__WHAT IS EXPECTED__
Could each entry be returned exactly as it appears?

Dataset rows describing interfaces

----

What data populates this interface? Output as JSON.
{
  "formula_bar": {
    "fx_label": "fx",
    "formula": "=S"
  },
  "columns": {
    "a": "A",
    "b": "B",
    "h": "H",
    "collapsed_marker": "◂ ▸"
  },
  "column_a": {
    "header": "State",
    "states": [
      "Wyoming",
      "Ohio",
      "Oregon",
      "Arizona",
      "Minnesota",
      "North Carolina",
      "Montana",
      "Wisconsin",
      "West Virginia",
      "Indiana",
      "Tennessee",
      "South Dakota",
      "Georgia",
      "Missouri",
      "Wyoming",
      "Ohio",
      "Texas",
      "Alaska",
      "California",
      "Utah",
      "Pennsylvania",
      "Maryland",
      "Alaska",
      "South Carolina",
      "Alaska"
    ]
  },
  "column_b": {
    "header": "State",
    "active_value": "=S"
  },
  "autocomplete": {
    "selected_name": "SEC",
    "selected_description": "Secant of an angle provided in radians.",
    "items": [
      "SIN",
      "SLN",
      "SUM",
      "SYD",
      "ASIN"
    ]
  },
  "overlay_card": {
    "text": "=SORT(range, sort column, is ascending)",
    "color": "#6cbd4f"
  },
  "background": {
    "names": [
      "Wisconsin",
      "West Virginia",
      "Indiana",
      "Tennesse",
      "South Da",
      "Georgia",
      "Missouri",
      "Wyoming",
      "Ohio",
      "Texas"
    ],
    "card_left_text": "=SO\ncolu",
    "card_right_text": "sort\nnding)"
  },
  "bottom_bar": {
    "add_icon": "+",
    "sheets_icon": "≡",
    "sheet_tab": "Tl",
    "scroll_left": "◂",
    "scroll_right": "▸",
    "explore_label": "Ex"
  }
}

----

__REPLY TO THE EXERCISE__
What data populates this interface? Output as JSON.
{
  "formula_bar": {
    "fx_label": "fx",
    "formula": "=S"
  },
  "columns": {
    "a": "A",
    "b": "B",
    "h": "H",
    "collapsed_marker": "◂ ▸"
  },
  "column_a": {
    "header": "State",
    "states": [
      "Wyoming",
      "Ohio",
      "Oregon",
      "Arizona",
      "Minnesota",
      "North Carolina",
      "Montana",
      "Wisconsin",
      "West Virginia",
      "Indiana",
      "Tennessee",
      "South Dakota",
      "Georgia",
      "Missouri",
      "Wyoming",
      "Ohio",
      "Texas",
      "Alaska",
      "California",
      "Utah",
      "Pennsylvania",
      "Maryland",
      "Alaska",
      "South Carolina",
      "Alaska"
    ]
  },
  "column_b": {
    "header": "State",
    "active_value": "=S"
  },
  "autocomplete": {
    "selected_name": "SEC",
    "selected_description": "Secant of an angle provided in radians.",
    "items": [
      "SIN",
      "SLN",
      "SUM",
      "SYD",
      "ASIN"
    ]
  },
  "overlay_card": {
    "text": "=SORT(range, sort column, is ascending)",
    "color": "#6cbd4f"
  },
  "background": {
    "names": [
      "Wisconsin",
      "West Virginia",
      "Indiana",
      "Tennesse",
      "South Da",
      "Georgia",
      "Missouri",
      "Wyoming",
      "Ohio",
      "Texas"
    ],
    "card_left_text": "=SO\ncolu",
    "card_right_text": "sort\nnding)"
  },
  "bottom_bar": {
    "add_icon": "+",
    "sheets_icon": "≡",
    "sheet_tab": "Tl",
    "scroll_left": "◂",
    "scroll_right": "▸",
    "explore_label": "Ex"
  }
}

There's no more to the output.